◆ Activity
Every line below should be given again without alteration.

Web page and app entries
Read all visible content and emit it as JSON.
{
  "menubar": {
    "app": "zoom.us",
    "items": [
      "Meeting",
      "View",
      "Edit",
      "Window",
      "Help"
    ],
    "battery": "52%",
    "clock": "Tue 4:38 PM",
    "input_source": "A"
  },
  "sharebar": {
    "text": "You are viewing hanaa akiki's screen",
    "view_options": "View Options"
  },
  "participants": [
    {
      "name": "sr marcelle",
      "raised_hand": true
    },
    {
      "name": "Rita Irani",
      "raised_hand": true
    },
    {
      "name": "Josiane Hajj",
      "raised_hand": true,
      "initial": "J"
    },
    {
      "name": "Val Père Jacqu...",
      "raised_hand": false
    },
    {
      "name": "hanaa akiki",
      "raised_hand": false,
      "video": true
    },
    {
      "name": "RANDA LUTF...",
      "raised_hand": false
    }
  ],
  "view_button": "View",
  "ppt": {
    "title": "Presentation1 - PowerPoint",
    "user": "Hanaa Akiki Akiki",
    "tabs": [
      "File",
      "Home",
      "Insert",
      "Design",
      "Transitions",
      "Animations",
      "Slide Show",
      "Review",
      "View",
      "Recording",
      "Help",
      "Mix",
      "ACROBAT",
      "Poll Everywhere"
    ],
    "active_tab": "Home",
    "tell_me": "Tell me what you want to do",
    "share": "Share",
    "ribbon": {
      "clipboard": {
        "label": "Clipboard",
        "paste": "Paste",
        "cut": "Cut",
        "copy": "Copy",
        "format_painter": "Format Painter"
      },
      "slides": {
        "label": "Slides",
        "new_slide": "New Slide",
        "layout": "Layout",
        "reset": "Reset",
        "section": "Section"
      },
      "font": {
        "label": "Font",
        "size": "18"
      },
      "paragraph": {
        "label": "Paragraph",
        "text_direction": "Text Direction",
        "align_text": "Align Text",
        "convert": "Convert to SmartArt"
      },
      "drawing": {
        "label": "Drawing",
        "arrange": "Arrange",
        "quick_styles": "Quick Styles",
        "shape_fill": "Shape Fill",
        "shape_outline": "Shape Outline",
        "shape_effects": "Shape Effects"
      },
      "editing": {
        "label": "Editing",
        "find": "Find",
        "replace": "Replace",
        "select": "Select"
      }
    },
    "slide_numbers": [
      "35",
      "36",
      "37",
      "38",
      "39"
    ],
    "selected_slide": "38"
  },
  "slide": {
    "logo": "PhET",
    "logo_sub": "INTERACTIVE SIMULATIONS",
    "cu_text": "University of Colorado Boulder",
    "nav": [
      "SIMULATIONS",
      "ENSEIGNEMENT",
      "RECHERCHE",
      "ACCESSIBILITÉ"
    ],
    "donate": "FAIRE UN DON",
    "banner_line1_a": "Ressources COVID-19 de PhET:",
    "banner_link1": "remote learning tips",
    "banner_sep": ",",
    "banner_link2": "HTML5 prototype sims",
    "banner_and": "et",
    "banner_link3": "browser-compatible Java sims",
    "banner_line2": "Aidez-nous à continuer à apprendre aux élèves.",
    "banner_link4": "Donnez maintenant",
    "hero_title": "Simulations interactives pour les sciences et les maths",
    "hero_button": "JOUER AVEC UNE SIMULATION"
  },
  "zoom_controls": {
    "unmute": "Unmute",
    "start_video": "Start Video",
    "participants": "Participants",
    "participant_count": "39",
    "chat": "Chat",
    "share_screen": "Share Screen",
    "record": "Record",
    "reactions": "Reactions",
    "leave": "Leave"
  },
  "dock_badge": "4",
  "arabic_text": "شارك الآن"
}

◆ Result below
Read all visible content and emit it as JSON.
{
  "menubar": {
    "app": "zoom.us",
    "items": [
      "Meeting",
      "View",
      "Edit",
      "Window",
      "Help"
    ],
    "battery": "52%",
    "clock": "Tue 4:38 PM",
    "input_source": "A"
  },
  "sharebar": {
    "text": "You are viewing hanaa akiki's screen",
    "view_options": "View Options"
  },
  "participants": [
    {
      "name": "sr marcelle",
      "raised_hand": true
    },
    {
      "name": "Rita Irani",
      "raised_hand": true
    },
    {
      "name": "Josiane Hajj",
      "raised_hand": true,
      "initial": "J"
    },
    {
      "name": "Val Père Jacqu...",
      "raised_hand": false
    },
    {
      "name": "hanaa akiki",
      "raised_hand": false,
      "video": true
    },
    {
      "name": "RANDA LUTF...",
      "raised_hand": false
    }
  ],
  "view_button": "View",
  "ppt": {
    "title": "Presentation1 - PowerPoint",
    "user": "Hanaa Akiki Akiki",
    "tabs": [
      "File",
      "Home",
      "Insert",
      "Design",
      "Transitions",
      "Animations",
      "Slide Show",
      "Review",
      "View",
      "Recording",
      "Help",
      "Mix",
      "ACROBAT",
      "Poll Everywhere"
    ],
    "active_tab": "Home",
    "tell_me": "Tell me what you want to do",
    "share": "Share",
    "ribbon": {
      "clipboard": {
        "label": "Clipboard",
        "paste": "Paste",
        "cut": "Cut",
        "copy": "Copy",
        "format_painter": "Format Painter"
      },
      "slides": {
        "label": "Slides",
        "new_slide": "New Slide",
        "layout": "Layout",
        "reset": "Reset",
        "section": "Section"
      },
      "font": {
        "label": "Font",
        "size": "18"
      },
      "paragraph": {
        "label": "Paragraph",
        "text_direction": "Text Direction",
        "align_text": "Align Text",
        "convert": "Convert to SmartArt"
      },
      "drawing": {
        "label": "Drawing",
        "arrange": "Arrange",
        "quick_styles": "Quick Styles",
        "shape_fill": "Shape Fill",
        "shape_outline": "Shape Outline",
        "shape_effects": "Shape Effects"
      },
      "editing": {
        "label": "Editing",
        "find": "Find",
        "replace": "Replace",
        "select": "Select"
      }
    },
    "slide_numbers": [
      "35",
      "36",
      "37",
      "38",
      "39"
    ],
    "selected_slide": "38"
  },
  "slide": {
    "logo": "PhET",
    "logo_sub": "INTERACTIVE SIMULATIONS",
    "cu_text": "University of Colorado Boulder",
    "nav": [
      "SIMULATIONS",
      "ENSEIGNEMENT",
      "RECHERCHE",
      "ACCESSIBILITÉ"
    ],
    "donate": "FAIRE UN DON",
    "banner_line1_a": "Ressources COVID-19 de PhET:",
    "banner_link1": "remote learning tips",
    "banner_sep": ",",
    "banner_link2": "HTML5 prototype sims",
    "banner_and": "et",
    "banner_link3": "browser-compatible Java sims",
    "banner_line2": "Aidez-nous à continuer à apprendre aux élèves.",
    "banner_link4": "Donnez maintenant",
    "hero_title": "Simulations interactives pour les sciences et les maths",
    "hero_button": "JOUER AVEC UNE SIMULATION"
  },
  "zoom_controls": {
    "unmute": "Unmute",
    "start_video": "Start Video",
    "participants": "Participants",
    "participant_count": "39",
    "chat": "Chat",
    "share_screen": "Share Screen",
    "record": "Record",
    "reactions": "Reactions",
    "leave": "Leave"
  },
  "dock_badge": "4",
  "arabic_text": "شارك الآن"
}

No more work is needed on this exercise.